Research

Mission

The Center for Participatory IT (PIT – pit.au.dk) has strong roots in the Scandinavian tradition for Participatory Design (PD), which combines the areas of technology development and use with a broader interest in participative practices at the workplace. The PD field has since the mid-80’s developed into a distinct research community, demonstrating that the quality of IT could be im­proved by involving future users in the design process. With IT in recent decades diffusing from the workplace to people’s everyday lives, PD practice and research face new challenges due to the nature of new communities of IT use as well as technological developments.

Currently the penetration of IT, including the Internet, into people’s lives is dominated, paradoxi­cally, by lack of choice and transparency. PIT is working on providing alternatives that are transparent and malleable by users together, in inclusive communities, where users are not just passive providers of data. In that sense PIT has an important mission in re-conceptualizing participation, while providing alternative ways of understanding and deploying IT.

In order to develop the foundation for understanding alternative forms of thinking and supporting participation through IT, we emphasize the need for the encounter of humanistic and computer science traditions. To pursue this intellectual challenge PIT has brought together a team of researchers who come from aesthetic, cultural, practice-oriented as well as technological research disciplines. Furthermore, all of these have a track record of doing research through a combination of working theoretically, carrying out empirical studies and deploying technological experiments.

Goal – research questions

At the strategic level, the goal will be pursued by advancing four positions of strength at Aarhus University:

  1. The internationally unique interdisciplinary research profile, gathered at IT-City Katrinebjerg;
  2. The integration of theoretical studies and real-world action cases with development of innovative technological alternatives;
  3. Critical investigating of alternative ways of developing and using IT for participation;
  4. A strong commitment to advance the use of IT improving quality of life.

Participation lies at the root of democracy and of orderly, equitable societies. Participatory IT explores how and when to bring the values and practices of participatory processes into the design and use of IT. To pursue these goals PIT addresses a number of core research questions, including:
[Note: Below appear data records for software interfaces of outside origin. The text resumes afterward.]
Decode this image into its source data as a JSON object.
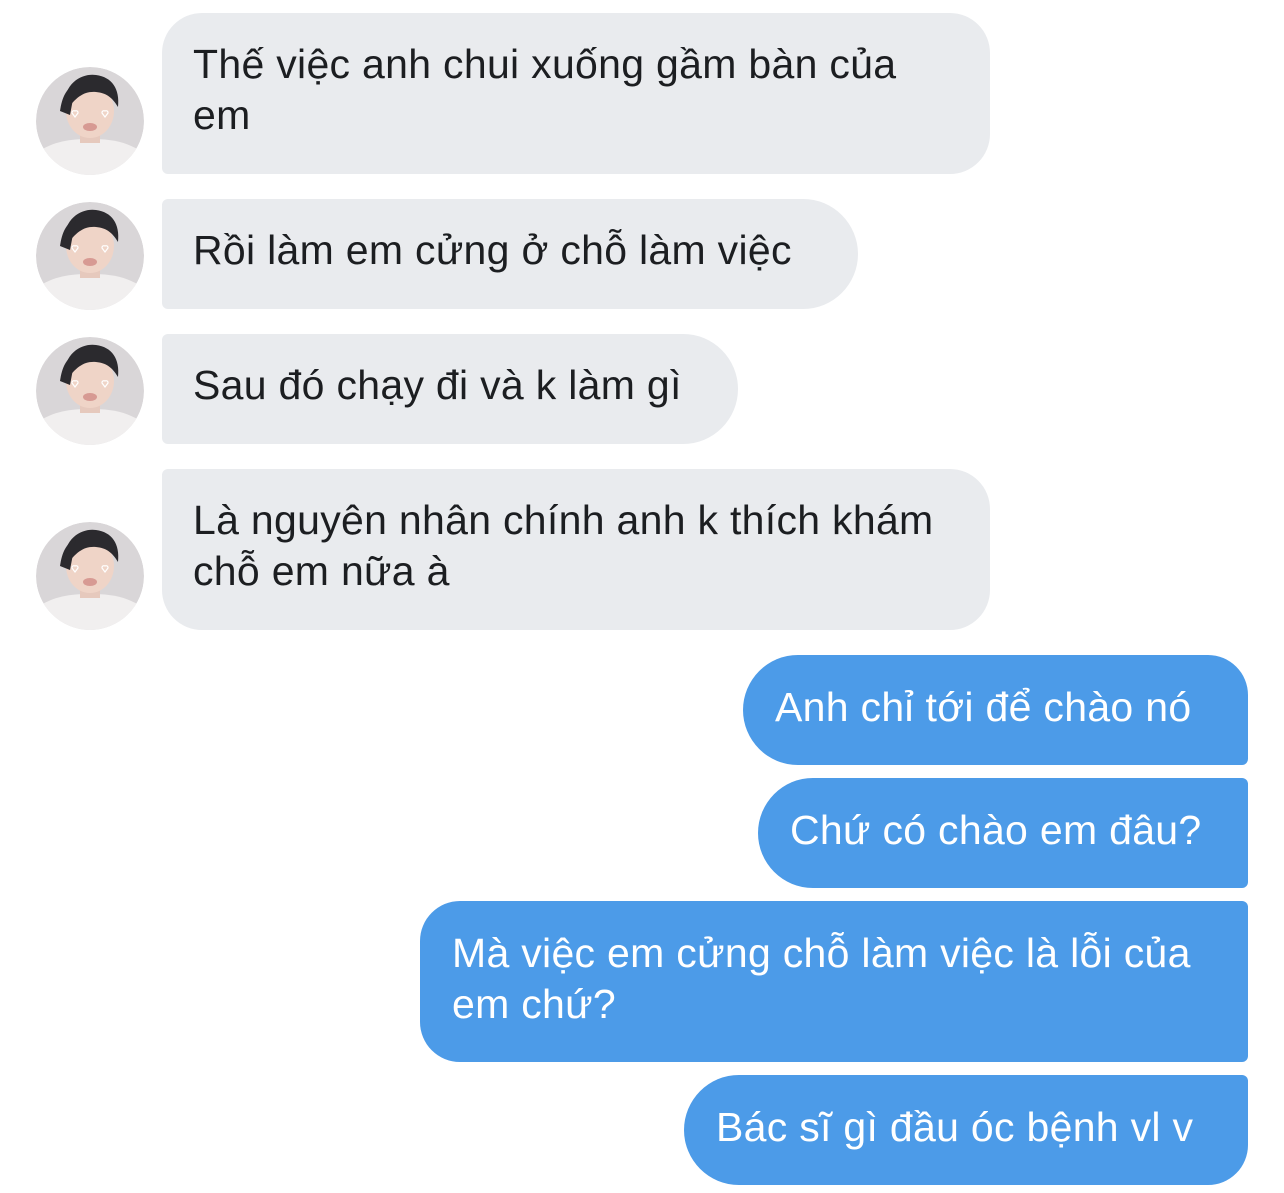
{
  "conversation": {
    "messages": [
      {
        "sender": "contact",
        "text": "Thế việc anh chui xuống gầm bàn của em"
      },
      {
        "sender": "contact",
        "text": "Rồi làm em cửng ở chỗ làm việc"
      },
      {
        "sender": "contact",
        "text": "Sau đó chạy đi và k làm gì"
      },
      {
        "sender": "contact",
        "text": "Là nguyên nhân chính anh k thích khám chỗ em nữa à"
      },
      {
        "sender": "me",
        "text": "Anh chỉ tới để chào nó"
      },
      {
        "sender": "me",
        "text": "Chứ có chào em đâu?"
      },
      {
        "sender": "me",
        "text": "Mà việc em cửng chỗ làm việc là lỗi của em chứ?"
      },
      {
        "sender": "me",
        "text": "Bác sĩ gì đầu óc bệnh vl v"
      }
    ]
  },
  "theme": {
    "incoming_bubble": "#e9ebee",
    "outgoing_bubble": "#4c9be8",
    "background": "#ffffff"
  },
  "icons": {
    "avatar": "contact-avatar-photo"
  }
}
  1. What counts as participation?
  2. How can participation be understood, addressed and supported through IT at different societal and technological scales?
  3. How does or can IT support or impede participation?
  4. What are the qualities of design processes that enable or constrain participation?
  5. What constitute the (technical and use) qualities of innovative, participatory IT?

Methods

Methodologically PIT does research in an iterative research process, which combines theory development, empirical studies, and analysis of design and use with explorative technology development. The themes function through seminars, talks, literature reading and discussions. Based on literature in the field, we work to develop and utilize an intermediate level of strong concepts that tie together theory and empirical findings within the themes.

To address the unfolding practices of use and the real potentials and problems of IT in use, PIT deploys action cases.  The cases are core materials for our joint research. They are understood as practice-based research, including research through design, informed by qualita­tive analyses of the particular participatory practices.  We have initiated four cases in the past year. All cases combine theoretical hypothesis or questions rooted in the PIT core disciplines with empirical studies of current practices of participation in the case setting. From there, design processes are carried out exploring various elements of participation. This leads to technological challenges, designs and alternatives as well as experience gathering regarding possible use and hence new forms of collaboration, ultimately challenging or confirming the theoretical hypotheses.

The PIT AU funding has been supplemented with several smaller and larger research grants and is from 2017 funded by these grants.